Did you ever try ChaCha on a roadtrip? Get googled deep into the unreliable wild wild west of Yahoo Answers? Actually Ask Jeeves? Then you know the first generation of Q&A services was a little slow off the blocks.
That's starting the change. A number of hot new tools and big name investment is redefining search as a kind of social information discovery.
The leader in the field at the moment seems to be Quora, the brainchild of a former Facebook CTO. They launched in private beta early this year to the delight of the early adopter crowd. The site itself features an intuitive interface, Facebook Connect ease of use, and of course - a growing database of Qs&As created, edited, and organized by everyone who uses it. Quora has been such a hit with the technorati that web celebrities have even been spied answering questions about themselves. The Facebook founders, for example, talked about the Facebook movie there.
Is a buzzy little startup enough to start a trend? Twitter would probably say so, but Ask and Answer is more than just one service.
Facebook Questions entered the space last month. The interface and functionality is amazingly similar, but Facebook does have the advantage of a captive audience while Quora is working to build its reputation beyond the early adopters.
The really interesting alternative out there is Aadvark. Instead of crowdsourcing answers, it mines them through friends of friends - looking for people in your social network who have talked about similar topics or queries.
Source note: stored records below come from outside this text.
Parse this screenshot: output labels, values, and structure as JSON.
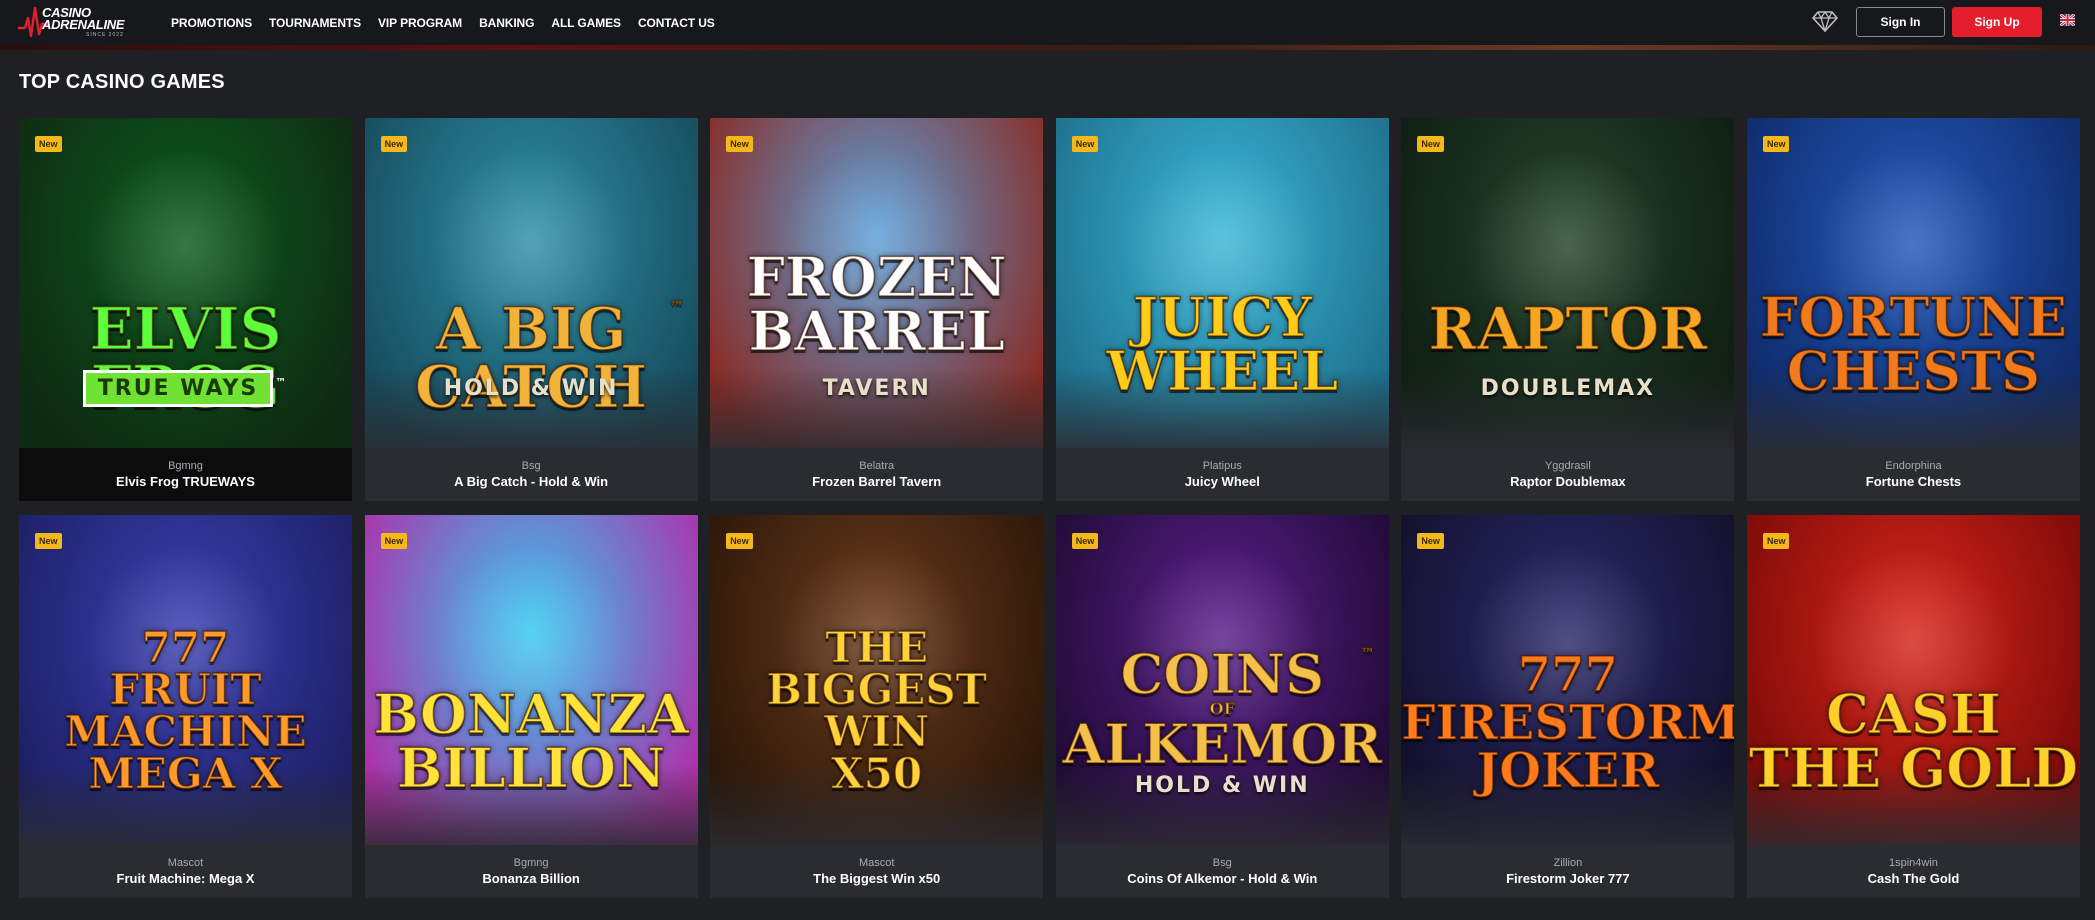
{
  "header": {
    "logo_line1": "CASINO",
    "logo_line2": "ADRENALINE",
    "logo_since": "SINCE 2022",
    "nav": [
      "PROMOTIONS",
      "TOURNAMENTS",
      "VIP PROGRAM",
      "BANKING",
      "ALL GAMES",
      "CONTACT US"
    ],
    "sign_in": "Sign In",
    "sign_up": "Sign Up",
    "icons": [
      "diamond-icon",
      "uk-flag-icon"
    ]
  },
  "section": {
    "title": "TOP CASINO GAMES"
  },
  "badge_label": "New",
  "games": [
    {
      "provider": "Bgmng",
      "name": "Elvis Frog TRUEWAYS",
      "art": [
        "ELVIS FROG"
      ],
      "art_sub": "TRUE WAYS",
      "art_sub_mark": "™",
      "bg": [
        "#0b5a1e",
        "#0f2a12"
      ],
      "title_color": "#5cff3a",
      "new": true,
      "active": true
    },
    {
      "provider": "Bsg",
      "name": "A Big Catch - Hold & Win",
      "art": [
        "A BIG CATCH"
      ],
      "art_sub": "HOLD & WIN",
      "art_mark": "™",
      "bg": [
        "#2f8fa6",
        "#154b5c"
      ],
      "title_color": "#f2b33a",
      "new": true
    },
    {
      "provider": "Belatra",
      "name": "Frozen Barrel Tavern",
      "art": [
        "FROZEN",
        "BARREL"
      ],
      "art_sub": "TAVERN",
      "bg": [
        "#5a9fd8",
        "#8a2a22"
      ],
      "title_color": "#ffffff",
      "new": true
    },
    {
      "provider": "Platipus",
      "name": "Juicy Wheel",
      "art": [
        "JUICY",
        "WHEEL"
      ],
      "bg": [
        "#3bb6d6",
        "#1d6f8c"
      ],
      "title_color": "#ffcc1a",
      "new": true
    },
    {
      "provider": "Yggdrasil",
      "name": "Raptor Doublemax",
      "art": [
        "RAPTOR"
      ],
      "art_sub": "DOUBLEMAX",
      "bg": [
        "#23432a",
        "#0f1d12"
      ],
      "title_color": "#f6a623",
      "new": true
    },
    {
      "provider": "Endorphina",
      "name": "Fortune Chests",
      "art": [
        "FORTUNE",
        "CHESTS"
      ],
      "bg": [
        "#2459b8",
        "#0e2a6a"
      ],
      "title_color": "#f07a1c",
      "new": true
    },
    {
      "provider": "Mascot",
      "name": "Fruit Machine: Mega X",
      "art": [
        "777",
        "FRUIT",
        "MACHINE",
        "MEGA X"
      ],
      "bg": [
        "#3a3fb0",
        "#1c1f63"
      ],
      "title_color": "#ff9a2a",
      "new": true
    },
    {
      "provider": "Bgmng",
      "name": "Bonanza Billion",
      "art": [
        "BONANZA",
        "BILLION"
      ],
      "bg": [
        "#34c9f0",
        "#b02ea8"
      ],
      "title_color": "#ffe23a",
      "new": true
    },
    {
      "provider": "Mascot",
      "name": "The Biggest Win x50",
      "art": [
        "THE",
        "BIGGEST",
        "WIN",
        "X50"
      ],
      "bg": [
        "#6a3b1c",
        "#2a1608"
      ],
      "title_color": "#ffd23a",
      "new": true
    },
    {
      "provider": "Bsg",
      "name": "Coins Of Alkemor - Hold & Win",
      "art": [
        "COINS",
        "ALKEMOR"
      ],
      "art_sub": "HOLD & WIN",
      "art_of": "OF",
      "art_mark": "™",
      "bg": [
        "#5a1f8a",
        "#1e0a33"
      ],
      "title_color": "#f4c04a",
      "new": true
    },
    {
      "provider": "Zillion",
      "name": "Firestorm Joker 777",
      "art": [
        "777",
        "FIRESTORM",
        "JOKER"
      ],
      "bg": [
        "#2a2a6a",
        "#120f2a"
      ],
      "title_color": "#ff7a1a",
      "new": true
    },
    {
      "provider": "1spin4win",
      "name": "Cash The Gold",
      "art": [
        "CASH",
        "THE GOLD"
      ],
      "bg": [
        "#d6251a",
        "#7a0a08"
      ],
      "title_color": "#ffcf2a",
      "new": true
    }
  ]
}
That adds a level of social relevance that's incredibly compelling if you have a network big enough to support it.